EXERCISE DESCRIPTION:
In the records, each line holding "Acetaminophen" must be reported.

EXCERPTED RECORDS:
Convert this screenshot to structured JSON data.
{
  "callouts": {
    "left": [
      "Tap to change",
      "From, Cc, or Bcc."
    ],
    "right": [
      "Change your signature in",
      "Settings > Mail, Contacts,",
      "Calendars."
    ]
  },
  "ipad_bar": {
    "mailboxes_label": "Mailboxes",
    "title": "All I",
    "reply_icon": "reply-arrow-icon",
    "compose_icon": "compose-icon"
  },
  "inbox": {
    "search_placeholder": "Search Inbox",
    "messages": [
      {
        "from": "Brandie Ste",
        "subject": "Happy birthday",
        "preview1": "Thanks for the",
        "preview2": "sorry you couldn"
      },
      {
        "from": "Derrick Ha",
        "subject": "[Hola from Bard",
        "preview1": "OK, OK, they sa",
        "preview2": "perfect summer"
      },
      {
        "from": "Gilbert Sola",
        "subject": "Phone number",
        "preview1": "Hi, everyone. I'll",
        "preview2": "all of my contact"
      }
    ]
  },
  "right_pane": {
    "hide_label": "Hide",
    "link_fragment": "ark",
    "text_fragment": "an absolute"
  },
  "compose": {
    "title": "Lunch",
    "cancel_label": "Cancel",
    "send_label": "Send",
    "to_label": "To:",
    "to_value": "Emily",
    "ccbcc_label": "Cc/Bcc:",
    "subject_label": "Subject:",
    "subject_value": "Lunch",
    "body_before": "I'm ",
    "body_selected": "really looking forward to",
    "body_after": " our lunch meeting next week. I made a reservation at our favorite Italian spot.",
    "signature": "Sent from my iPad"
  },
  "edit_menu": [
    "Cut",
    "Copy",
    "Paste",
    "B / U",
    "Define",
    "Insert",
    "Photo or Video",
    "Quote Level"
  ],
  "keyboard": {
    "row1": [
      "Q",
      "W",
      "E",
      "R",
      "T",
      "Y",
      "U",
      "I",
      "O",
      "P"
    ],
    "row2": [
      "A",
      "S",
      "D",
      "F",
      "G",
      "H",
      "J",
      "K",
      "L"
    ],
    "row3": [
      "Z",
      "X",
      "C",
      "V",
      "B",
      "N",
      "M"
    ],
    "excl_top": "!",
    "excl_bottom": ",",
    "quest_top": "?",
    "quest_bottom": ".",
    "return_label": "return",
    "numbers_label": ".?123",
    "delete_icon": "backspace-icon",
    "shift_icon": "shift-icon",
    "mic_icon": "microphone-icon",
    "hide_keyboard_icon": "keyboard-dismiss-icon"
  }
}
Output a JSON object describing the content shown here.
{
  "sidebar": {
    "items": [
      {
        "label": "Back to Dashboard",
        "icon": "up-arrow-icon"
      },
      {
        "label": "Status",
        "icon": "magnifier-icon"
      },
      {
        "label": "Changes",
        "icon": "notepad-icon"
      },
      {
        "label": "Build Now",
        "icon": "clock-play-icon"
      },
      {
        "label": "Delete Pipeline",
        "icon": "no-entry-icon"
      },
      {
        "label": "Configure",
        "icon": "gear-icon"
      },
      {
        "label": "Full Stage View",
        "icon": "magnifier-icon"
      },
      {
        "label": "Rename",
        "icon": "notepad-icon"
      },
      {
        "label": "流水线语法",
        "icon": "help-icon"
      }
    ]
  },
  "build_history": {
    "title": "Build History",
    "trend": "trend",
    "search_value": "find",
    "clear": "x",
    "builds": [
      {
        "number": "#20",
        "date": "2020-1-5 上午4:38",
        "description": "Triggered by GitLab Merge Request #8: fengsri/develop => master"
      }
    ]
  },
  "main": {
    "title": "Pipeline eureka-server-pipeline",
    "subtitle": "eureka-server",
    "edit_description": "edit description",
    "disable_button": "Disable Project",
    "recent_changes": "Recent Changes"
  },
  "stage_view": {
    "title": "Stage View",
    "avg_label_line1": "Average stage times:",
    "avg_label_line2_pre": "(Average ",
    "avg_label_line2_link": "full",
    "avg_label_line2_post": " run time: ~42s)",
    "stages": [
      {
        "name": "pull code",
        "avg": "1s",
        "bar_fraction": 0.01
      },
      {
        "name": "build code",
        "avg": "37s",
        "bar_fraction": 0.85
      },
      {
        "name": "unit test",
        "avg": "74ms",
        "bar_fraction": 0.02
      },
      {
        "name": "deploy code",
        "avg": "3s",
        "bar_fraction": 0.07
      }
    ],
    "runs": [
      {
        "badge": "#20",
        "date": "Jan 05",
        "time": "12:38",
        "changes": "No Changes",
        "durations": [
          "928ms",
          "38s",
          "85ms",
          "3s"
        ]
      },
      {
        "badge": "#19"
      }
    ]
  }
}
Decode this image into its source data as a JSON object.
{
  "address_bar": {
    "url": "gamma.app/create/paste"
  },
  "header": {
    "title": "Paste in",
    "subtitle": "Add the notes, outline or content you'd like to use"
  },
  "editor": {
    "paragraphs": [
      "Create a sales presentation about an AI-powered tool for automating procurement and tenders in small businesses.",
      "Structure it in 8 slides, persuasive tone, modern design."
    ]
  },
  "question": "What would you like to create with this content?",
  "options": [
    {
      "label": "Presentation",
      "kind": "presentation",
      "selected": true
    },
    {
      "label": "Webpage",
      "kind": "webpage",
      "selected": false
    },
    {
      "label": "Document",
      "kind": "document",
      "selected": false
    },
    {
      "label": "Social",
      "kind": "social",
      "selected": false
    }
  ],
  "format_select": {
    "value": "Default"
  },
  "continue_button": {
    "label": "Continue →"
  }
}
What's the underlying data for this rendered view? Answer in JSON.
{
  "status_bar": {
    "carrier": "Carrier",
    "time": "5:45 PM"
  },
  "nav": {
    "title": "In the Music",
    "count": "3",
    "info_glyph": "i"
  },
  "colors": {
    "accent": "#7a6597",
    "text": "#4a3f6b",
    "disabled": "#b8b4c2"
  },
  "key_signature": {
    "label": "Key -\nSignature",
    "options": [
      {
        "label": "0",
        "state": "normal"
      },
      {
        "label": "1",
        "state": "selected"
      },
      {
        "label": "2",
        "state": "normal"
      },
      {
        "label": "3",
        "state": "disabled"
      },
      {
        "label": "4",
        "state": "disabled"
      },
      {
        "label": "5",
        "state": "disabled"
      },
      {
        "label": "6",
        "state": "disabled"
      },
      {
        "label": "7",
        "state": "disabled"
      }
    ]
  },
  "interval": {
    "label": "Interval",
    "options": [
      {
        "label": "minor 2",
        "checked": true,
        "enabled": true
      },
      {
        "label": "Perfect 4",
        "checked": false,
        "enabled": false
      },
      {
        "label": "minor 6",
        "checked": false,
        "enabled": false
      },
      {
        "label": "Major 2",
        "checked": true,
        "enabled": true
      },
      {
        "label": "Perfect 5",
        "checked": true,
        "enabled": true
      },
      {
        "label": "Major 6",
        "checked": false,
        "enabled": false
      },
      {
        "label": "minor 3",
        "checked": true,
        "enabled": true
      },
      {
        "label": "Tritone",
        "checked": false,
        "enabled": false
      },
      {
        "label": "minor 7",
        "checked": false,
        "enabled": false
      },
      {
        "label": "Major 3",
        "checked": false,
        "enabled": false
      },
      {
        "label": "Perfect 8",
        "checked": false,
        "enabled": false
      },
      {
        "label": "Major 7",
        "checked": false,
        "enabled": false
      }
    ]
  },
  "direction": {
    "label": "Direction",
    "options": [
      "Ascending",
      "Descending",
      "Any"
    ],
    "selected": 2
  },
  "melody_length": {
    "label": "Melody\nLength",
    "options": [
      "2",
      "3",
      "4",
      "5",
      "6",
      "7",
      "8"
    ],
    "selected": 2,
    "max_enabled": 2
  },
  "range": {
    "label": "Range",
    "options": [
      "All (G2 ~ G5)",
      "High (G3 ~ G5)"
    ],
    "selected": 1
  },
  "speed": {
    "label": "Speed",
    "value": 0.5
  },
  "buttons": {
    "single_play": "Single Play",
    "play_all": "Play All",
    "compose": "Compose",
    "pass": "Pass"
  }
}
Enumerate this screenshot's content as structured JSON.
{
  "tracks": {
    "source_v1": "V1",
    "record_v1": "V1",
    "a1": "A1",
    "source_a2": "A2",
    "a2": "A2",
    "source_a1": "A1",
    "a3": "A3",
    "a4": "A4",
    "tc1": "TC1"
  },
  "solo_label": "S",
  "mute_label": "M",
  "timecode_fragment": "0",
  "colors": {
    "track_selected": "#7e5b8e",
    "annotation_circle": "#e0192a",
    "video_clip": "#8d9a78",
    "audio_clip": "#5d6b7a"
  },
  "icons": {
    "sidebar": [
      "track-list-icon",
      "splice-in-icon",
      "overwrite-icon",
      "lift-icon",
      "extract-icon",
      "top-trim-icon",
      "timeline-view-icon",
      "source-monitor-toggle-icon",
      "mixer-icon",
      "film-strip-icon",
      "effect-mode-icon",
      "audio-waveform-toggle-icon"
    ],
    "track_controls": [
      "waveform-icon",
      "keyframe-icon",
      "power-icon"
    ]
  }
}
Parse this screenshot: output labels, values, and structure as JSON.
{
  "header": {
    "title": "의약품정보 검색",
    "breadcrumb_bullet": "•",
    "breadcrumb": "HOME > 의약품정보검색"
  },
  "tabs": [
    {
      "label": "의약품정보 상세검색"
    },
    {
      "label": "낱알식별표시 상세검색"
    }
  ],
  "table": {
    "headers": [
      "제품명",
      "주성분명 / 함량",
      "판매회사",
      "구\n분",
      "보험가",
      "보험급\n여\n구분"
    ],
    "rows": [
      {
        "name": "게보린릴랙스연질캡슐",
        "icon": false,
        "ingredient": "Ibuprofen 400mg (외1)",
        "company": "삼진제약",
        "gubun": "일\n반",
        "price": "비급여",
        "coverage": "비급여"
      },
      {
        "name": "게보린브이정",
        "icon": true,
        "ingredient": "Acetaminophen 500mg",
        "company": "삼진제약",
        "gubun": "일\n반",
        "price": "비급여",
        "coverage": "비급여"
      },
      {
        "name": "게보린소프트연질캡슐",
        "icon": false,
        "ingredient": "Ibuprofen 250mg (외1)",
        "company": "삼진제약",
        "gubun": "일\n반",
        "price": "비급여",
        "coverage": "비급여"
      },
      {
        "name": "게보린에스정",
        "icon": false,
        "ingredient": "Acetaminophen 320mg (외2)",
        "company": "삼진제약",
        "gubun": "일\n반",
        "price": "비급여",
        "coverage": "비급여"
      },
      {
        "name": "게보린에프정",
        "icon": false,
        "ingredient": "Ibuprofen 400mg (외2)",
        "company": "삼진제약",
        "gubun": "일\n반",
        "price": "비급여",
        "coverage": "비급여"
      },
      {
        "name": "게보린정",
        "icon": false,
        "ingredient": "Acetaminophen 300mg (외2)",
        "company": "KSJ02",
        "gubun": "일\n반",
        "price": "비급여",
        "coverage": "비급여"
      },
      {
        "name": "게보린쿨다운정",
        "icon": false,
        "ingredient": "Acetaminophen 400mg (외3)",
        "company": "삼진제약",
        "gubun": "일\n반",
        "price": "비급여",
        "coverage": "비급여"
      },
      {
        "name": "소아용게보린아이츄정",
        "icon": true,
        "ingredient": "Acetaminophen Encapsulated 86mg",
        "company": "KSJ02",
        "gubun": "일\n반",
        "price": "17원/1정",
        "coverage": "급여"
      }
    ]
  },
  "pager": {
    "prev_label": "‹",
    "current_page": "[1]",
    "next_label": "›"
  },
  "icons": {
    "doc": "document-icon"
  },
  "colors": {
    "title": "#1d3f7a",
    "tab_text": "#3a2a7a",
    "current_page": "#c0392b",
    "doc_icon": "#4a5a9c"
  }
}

OUTPUT BELOW:
        "ingredient": "Acetaminophen 500mg",
        "ingredient": "Acetaminophen 320mg (외2)",
        "ingredient": "Acetaminophen 300mg (외2)",
        "ingredient": "Acetaminophen 400mg (외3)",
        "ingredient": "Acetaminophen Encapsulated 86mg",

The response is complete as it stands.